BEGIN Task inputs

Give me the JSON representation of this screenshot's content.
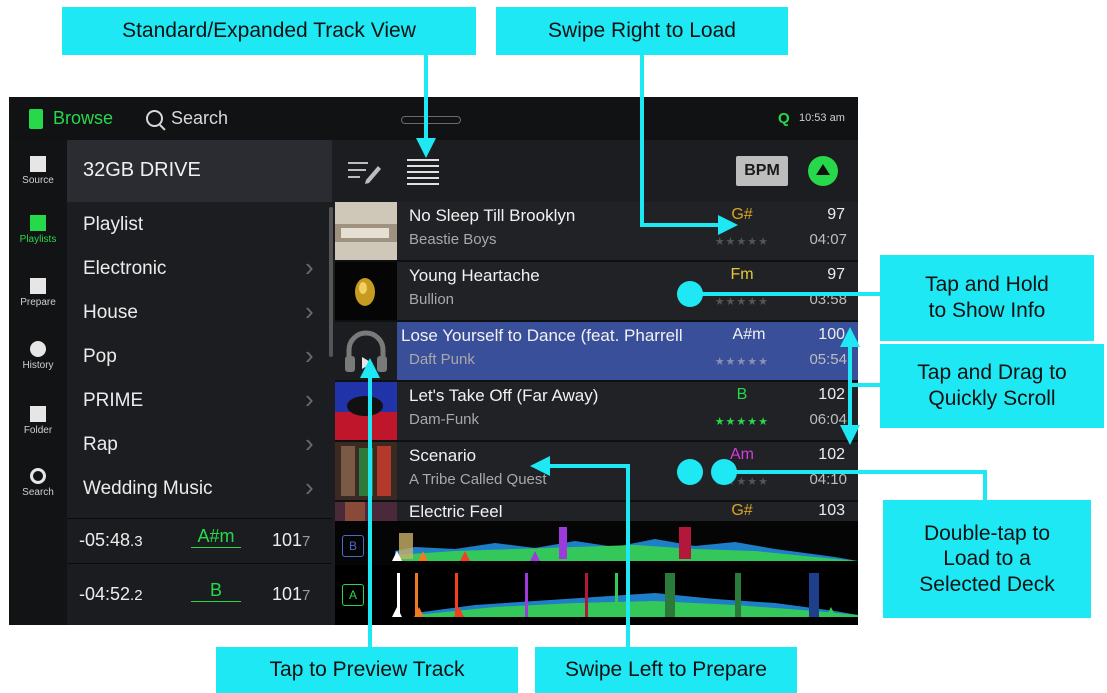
{
  "callouts": {
    "standard_expanded": "Standard/Expanded Track View",
    "swipe_right": "Swipe Right to Load",
    "tap_hold_1": "Tap and Hold",
    "tap_hold_2": "to Show Info",
    "tap_drag_1": "Tap and Drag to",
    "tap_drag_2": "Quickly Scroll",
    "double_tap_1": "Double-tap to",
    "double_tap_2": "Load to a",
    "double_tap_3": "Selected Deck",
    "preview": "Tap to Preview Track",
    "swipe_left": "Swipe Left to Prepare"
  },
  "topbar": {
    "browse": "Browse",
    "search": "Search",
    "q": "Q",
    "time": "10:53 am"
  },
  "rail": {
    "source": "Source",
    "playlists": "Playlists",
    "prepare": "Prepare",
    "history": "History",
    "folder": "Folder",
    "search": "Search"
  },
  "crate": {
    "title": "32GB DRIVE",
    "items": [
      "Playlist",
      "Electronic",
      "House",
      "Pop",
      "PRIME",
      "Rap",
      "Wedding Music"
    ]
  },
  "toolbar": {
    "bpm": "BPM"
  },
  "tracks": [
    {
      "title": "No Sleep Till Brooklyn",
      "artist": "Beastie Boys",
      "key": "G#",
      "bpm": "97",
      "time": "04:07",
      "stars": "★★★★★"
    },
    {
      "title": "Young Heartache",
      "artist": "Bullion",
      "key": "Fm",
      "bpm": "97",
      "time": "03:58",
      "stars": "★★★★★"
    },
    {
      "title": "Lose Yourself to Dance (feat. Pharrell",
      "artist": "Daft Punk",
      "key": "A#m",
      "bpm": "100",
      "time": "05:54",
      "stars": "★★★★★"
    },
    {
      "title": "Let's Take Off (Far Away)",
      "artist": "Dam-Funk",
      "key": "B",
      "bpm": "102",
      "time": "06:04",
      "stars": "★★★★★"
    },
    {
      "title": "Scenario",
      "artist": "A Tribe Called Quest",
      "key": "Am",
      "bpm": "102",
      "time": "04:10",
      "stars": "★★★★★"
    },
    {
      "title": "Electric Feel",
      "artist": "",
      "key": "G#",
      "bpm": "103",
      "time": "",
      "stars": ""
    }
  ],
  "decks": [
    {
      "time": "-05:48",
      "time_frac": ".3",
      "key": "A#m",
      "bpm": "101",
      "bpm_frac": "7",
      "label": "B"
    },
    {
      "time": "-04:52",
      "time_frac": ".2",
      "key": "B",
      "bpm": "101",
      "bpm_frac": "7",
      "label": "A"
    }
  ],
  "colors": {
    "accent": "#27d94a",
    "callout": "#1ee8f4",
    "selected_row": "#3a4f9a",
    "key_g_sharp": "#d9a521",
    "key_fm": "#e7c93a",
    "key_am": "#d53adf",
    "key_b": "#27d94a"
  }
}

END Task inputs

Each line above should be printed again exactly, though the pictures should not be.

> Your response:
Give me the JSON representation of this screenshot's content.
{
  "callouts": {
    "standard_expanded": "Standard/Expanded Track View",
    "swipe_right": "Swipe Right to Load",
    "tap_hold_1": "Tap and Hold",
    "tap_hold_2": "to Show Info",
    "tap_drag_1": "Tap and Drag to",
    "tap_drag_2": "Quickly Scroll",
    "double_tap_1": "Double-tap to",
    "double_tap_2": "Load to a",
    "double_tap_3": "Selected Deck",
    "preview": "Tap to Preview Track",
    "swipe_left": "Swipe Left to Prepare"
  },
  "topbar": {
    "browse": "Browse",
    "search": "Search",
    "q": "Q",
    "time": "10:53 am"
  },
  "rail": {
    "source": "Source",
    "playlists": "Playlists",
    "prepare": "Prepare",
    "history": "History",
    "folder": "Folder",
    "search": "Search"
  },
  "crate": {
    "title": "32GB DRIVE",
    "items": [
      "Playlist",
      "Electronic",
      "House",
      "Pop",
      "PRIME",
      "Rap",
      "Wedding Music"
    ]
  },
  "toolbar": {
    "bpm": "BPM"
  },
  "tracks": [
    {
      "title": "No Sleep Till Brooklyn",
      "artist": "Beastie Boys",
      "key": "G#",
      "bpm": "97",
      "time": "04:07",
      "stars": "★★★★★"
    },
    {
      "title": "Young Heartache",
      "artist": "Bullion",
      "key": "Fm",
      "bpm": "97",
      "time": "03:58",
      "stars": "★★★★★"
    },
    {
      "title": "Lose Yourself to Dance (feat. Pharrell",
      "artist": "Daft Punk",
      "key": "A#m",
      "bpm": "100",
      "time": "05:54",
      "stars": "★★★★★"
    },
    {
      "title": "Let's Take Off (Far Away)",
      "artist": "Dam-Funk",
      "key": "B",
      "bpm": "102",
      "time": "06:04",
      "stars": "★★★★★"
    },
    {
      "title": "Scenario",
      "artist": "A Tribe Called Quest",
      "key": "Am",
      "bpm": "102",
      "time": "04:10",
      "stars": "★★★★★"
    },
    {
      "title": "Electric Feel",
      "artist": "",
      "key": "G#",
      "bpm": "103",
      "time": "",
      "stars": ""
    }
  ],
  "decks": [
    {
      "time": "-05:48",
      "time_frac": ".3",
      "key": "A#m",
      "bpm": "101",
      "bpm_frac": "7",
      "label": "B"
    },
    {
      "time": "-04:52",
      "time_frac": ".2",
      "key": "B",
      "bpm": "101",
      "bpm_frac": "7",
      "label": "A"
    }
  ],
  "colors": {
    "accent": "#27d94a",
    "callout": "#1ee8f4",
    "selected_row": "#3a4f9a",
    "key_g_sharp": "#d9a521",
    "key_fm": "#e7c93a",
    "key_am": "#d53adf",
    "key_b": "#27d94a"
  }
}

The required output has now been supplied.